Canada has a high rate of suicide among adolescents and youth--higher than the rate in the United States. The study of variation in societal suicide rates is still guided primarily by Durkheim's (1897) theory which proposed a primarily social integration/regulation theory of suicide. There is evidence that social and economic predictors of suicide vary depending upon the particular subgroup--women or men, and young or old. Rates of birth, divorce, marriage, and unemployment were analyzed and compared to rates of suicide from 1965-1985 in Canada and the United States for particular subgroups. In Canada, measures of domestic integration (divorce and birth rates) and the economy (unemployment rate) predicted youth suicide rates more successfully than they did adult suicide rates. In the United States for the same period, there was less variation in the predictors of suicide by age. Further research as well as caution about overgeneralizing the results are warranted.
The associations of divorce, marriage, and birth rates with suicide rates in Denmark from 1950-1985 were similar regardless of whether suicide rates were based on the total population or the population 15 years and older.
Canada's rate of suicide varies from province to province. The classical theory of suicide, which attempts to explain the social suicide rate, stems from Durkheim, who argued that low levels of social integration and regulation are associated with high rates of suicide. The present study explored whether social factors (divorce, marriage, and birth rates) do in fact predict suicide rates over time for each province (period studied: 1950-1990). The results showed a positive association between divorce rates and suicide rates, and a negative association between birth rates and suicide rates. Marriage rates showed no consistent association, an anomaly as compared to research from other nations.
Ecological studies of regional suicide rates in Russian oblasts and krais and American states revealed that the clustering of social indicators and the social correlates of regional homicide rates were different in the two nations. However, indices of social distress (unemployment and illegitimate births) predicted homicide rates in both nations. The study pointed out the importance of replicating research in several nations in order to explore the generality of research findings and theories.
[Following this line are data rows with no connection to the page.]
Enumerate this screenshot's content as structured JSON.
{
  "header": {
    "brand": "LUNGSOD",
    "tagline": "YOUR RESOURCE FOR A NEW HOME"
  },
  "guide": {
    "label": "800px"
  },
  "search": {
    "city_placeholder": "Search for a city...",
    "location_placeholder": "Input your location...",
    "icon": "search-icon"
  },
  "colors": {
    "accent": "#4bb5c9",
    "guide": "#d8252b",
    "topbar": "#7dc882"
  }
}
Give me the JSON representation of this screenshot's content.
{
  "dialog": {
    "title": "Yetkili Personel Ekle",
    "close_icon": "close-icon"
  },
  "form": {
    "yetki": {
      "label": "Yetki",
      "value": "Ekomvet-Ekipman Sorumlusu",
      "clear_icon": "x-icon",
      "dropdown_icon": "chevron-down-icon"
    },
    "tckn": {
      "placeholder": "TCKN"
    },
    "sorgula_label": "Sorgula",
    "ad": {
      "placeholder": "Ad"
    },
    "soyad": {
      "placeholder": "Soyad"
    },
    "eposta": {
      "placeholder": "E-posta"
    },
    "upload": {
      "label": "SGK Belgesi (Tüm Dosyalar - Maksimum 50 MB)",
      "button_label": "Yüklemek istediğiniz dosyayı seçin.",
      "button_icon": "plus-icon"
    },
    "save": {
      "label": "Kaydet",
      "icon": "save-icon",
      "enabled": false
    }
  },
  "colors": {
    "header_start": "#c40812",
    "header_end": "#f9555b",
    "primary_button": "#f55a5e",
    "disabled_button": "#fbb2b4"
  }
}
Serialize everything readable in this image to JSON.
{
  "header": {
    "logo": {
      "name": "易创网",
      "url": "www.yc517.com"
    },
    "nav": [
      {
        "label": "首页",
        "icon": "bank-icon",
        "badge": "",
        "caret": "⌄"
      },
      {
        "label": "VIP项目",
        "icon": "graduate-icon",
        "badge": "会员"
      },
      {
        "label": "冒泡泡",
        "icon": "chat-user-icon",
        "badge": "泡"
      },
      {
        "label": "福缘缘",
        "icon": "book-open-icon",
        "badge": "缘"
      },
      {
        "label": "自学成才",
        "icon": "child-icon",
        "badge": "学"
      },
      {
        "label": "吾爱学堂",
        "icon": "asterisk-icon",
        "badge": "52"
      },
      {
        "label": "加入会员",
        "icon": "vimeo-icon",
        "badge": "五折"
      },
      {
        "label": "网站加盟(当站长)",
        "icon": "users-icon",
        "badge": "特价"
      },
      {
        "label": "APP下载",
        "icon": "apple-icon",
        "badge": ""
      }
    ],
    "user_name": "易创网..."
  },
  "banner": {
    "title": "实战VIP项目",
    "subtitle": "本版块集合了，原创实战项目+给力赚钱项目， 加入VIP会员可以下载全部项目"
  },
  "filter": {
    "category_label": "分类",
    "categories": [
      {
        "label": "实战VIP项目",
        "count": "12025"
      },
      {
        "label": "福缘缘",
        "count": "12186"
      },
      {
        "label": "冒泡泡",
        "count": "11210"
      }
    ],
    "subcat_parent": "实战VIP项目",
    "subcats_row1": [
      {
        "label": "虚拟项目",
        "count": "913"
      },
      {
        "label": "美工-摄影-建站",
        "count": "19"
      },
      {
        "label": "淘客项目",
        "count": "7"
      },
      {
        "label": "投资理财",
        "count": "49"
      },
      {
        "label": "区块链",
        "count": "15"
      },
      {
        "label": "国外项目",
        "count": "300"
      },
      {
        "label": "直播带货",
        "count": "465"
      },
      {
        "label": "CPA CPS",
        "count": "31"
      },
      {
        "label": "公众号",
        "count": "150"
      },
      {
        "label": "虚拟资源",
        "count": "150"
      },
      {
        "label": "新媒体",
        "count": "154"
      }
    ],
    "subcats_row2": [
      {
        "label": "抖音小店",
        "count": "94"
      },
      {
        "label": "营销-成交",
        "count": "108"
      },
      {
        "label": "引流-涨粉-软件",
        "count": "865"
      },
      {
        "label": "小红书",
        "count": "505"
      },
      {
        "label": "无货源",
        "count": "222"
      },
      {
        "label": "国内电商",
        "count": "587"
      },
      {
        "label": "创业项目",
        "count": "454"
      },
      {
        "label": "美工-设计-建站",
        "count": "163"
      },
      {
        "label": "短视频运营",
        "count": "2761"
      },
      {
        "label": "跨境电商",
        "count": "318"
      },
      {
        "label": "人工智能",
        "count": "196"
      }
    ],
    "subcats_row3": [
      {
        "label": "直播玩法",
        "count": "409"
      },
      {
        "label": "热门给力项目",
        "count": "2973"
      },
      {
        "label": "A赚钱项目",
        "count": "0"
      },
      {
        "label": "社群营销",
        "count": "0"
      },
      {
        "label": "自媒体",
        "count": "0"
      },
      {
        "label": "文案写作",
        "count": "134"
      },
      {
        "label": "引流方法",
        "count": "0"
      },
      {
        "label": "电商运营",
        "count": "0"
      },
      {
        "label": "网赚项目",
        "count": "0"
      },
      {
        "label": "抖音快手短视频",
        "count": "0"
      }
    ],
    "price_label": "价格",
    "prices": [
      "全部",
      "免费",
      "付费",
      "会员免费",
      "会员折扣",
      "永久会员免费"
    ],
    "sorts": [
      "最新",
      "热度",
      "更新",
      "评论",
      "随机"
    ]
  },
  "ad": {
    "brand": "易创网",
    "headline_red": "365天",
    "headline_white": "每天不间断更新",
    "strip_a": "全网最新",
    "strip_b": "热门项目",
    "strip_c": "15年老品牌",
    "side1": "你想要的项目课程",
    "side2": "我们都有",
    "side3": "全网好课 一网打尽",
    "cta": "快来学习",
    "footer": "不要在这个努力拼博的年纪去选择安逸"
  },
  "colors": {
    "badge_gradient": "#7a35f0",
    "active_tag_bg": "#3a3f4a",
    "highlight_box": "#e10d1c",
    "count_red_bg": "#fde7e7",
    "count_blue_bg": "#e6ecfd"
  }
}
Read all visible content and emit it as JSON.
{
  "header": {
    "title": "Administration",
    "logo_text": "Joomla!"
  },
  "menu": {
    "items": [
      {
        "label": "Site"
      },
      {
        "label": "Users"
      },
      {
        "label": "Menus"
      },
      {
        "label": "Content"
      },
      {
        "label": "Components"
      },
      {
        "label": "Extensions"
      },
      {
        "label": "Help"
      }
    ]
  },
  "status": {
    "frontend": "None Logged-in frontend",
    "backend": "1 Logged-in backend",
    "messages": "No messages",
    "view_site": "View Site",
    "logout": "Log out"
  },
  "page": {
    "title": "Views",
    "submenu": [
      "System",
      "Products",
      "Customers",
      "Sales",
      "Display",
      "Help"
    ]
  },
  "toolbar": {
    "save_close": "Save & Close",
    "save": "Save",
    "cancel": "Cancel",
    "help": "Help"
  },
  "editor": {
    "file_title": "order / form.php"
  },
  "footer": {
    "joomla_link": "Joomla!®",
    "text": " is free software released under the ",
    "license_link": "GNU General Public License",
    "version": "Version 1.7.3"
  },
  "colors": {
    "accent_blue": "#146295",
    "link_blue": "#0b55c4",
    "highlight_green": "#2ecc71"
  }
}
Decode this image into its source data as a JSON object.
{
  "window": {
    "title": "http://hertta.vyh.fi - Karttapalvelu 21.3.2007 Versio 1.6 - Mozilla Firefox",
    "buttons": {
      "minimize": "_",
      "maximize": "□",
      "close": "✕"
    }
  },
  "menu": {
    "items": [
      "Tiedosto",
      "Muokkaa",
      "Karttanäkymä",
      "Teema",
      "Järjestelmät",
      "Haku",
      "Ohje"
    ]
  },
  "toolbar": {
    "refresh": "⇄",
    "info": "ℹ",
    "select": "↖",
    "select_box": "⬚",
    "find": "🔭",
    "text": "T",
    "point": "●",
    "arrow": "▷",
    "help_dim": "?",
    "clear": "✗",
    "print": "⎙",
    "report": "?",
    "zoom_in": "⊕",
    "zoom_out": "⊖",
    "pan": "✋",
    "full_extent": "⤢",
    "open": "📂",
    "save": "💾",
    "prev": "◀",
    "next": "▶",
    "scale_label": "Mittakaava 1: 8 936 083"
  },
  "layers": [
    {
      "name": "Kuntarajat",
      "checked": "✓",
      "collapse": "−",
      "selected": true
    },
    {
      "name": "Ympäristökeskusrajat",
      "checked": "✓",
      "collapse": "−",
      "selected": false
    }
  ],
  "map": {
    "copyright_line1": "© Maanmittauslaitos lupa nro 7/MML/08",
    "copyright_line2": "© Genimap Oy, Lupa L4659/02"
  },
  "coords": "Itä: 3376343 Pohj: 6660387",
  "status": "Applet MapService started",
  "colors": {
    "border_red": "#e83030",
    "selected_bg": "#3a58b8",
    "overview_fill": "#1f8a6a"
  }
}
Data from Fortier, et al. (1989) were reanalysed using multiple regression. While birth and divorce rates were significantly associated with both male and female suicide rates, unemployment rates and cirrhosis death rates were associated only with male suicide rates.